Segment Start: Records to use

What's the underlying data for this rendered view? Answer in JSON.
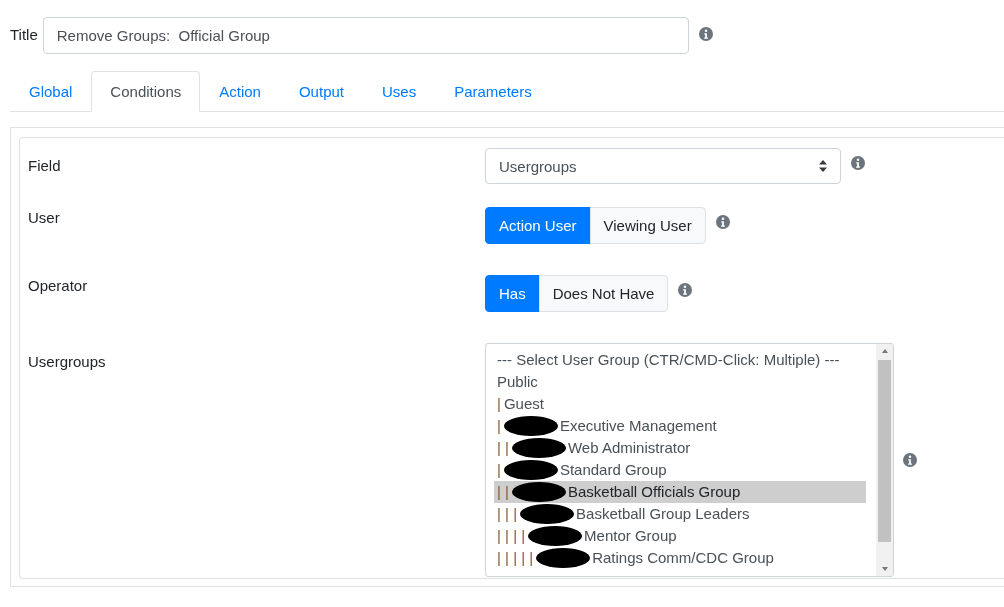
{
  "title_field": {
    "label": "Title",
    "value": "Remove Groups:  Official Group"
  },
  "tabs": [
    {
      "label": "Global",
      "selected": false
    },
    {
      "label": "Conditions",
      "selected": true
    },
    {
      "label": "Action",
      "selected": false
    },
    {
      "label": "Output",
      "selected": false
    },
    {
      "label": "Uses",
      "selected": false
    },
    {
      "label": "Parameters",
      "selected": false
    }
  ],
  "field": {
    "label": "Field",
    "value": "Usergroups"
  },
  "user": {
    "label": "User",
    "options": [
      {
        "label": "Action User",
        "selected": true
      },
      {
        "label": "Viewing User",
        "selected": false
      }
    ]
  },
  "operator": {
    "label": "Operator",
    "options": [
      {
        "label": "Has",
        "selected": true
      },
      {
        "label": "Does Not Have",
        "selected": false
      }
    ]
  },
  "usergroups": {
    "label": "Usergroups",
    "options": [
      {
        "redacted": false,
        "label": "--- Select User Group (CTR/CMD-Click: Multiple) ---",
        "selected": false
      },
      {
        "redacted": false,
        "label": "Public",
        "selected": false
      },
      {
        "prefix": "|",
        "redacted": false,
        "label": "Guest",
        "selected": false
      },
      {
        "prefix": "|",
        "redacted": true,
        "label": "Executive Management",
        "selected": false
      },
      {
        "prefix": "| |",
        "redacted": true,
        "label": "Web Administrator",
        "selected": false
      },
      {
        "prefix": "|",
        "redacted": true,
        "label": "Standard Group",
        "selected": false
      },
      {
        "prefix": "| |",
        "redacted": true,
        "label": "Basketball Officials Group",
        "selected": true
      },
      {
        "prefix": "| | |",
        "redacted": true,
        "label": "Basketball Group Leaders",
        "selected": false
      },
      {
        "prefix": "| | | |",
        "redacted": true,
        "label": "Mentor Group",
        "selected": false
      },
      {
        "prefix": "| | | | |",
        "redacted": true,
        "label": "Ratings Comm/CDC Group",
        "selected": false
      }
    ]
  }
}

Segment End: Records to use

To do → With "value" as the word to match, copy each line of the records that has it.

Answer space →
    "value": "Remove Groups:  Official Group"
    "value": "Usergroups"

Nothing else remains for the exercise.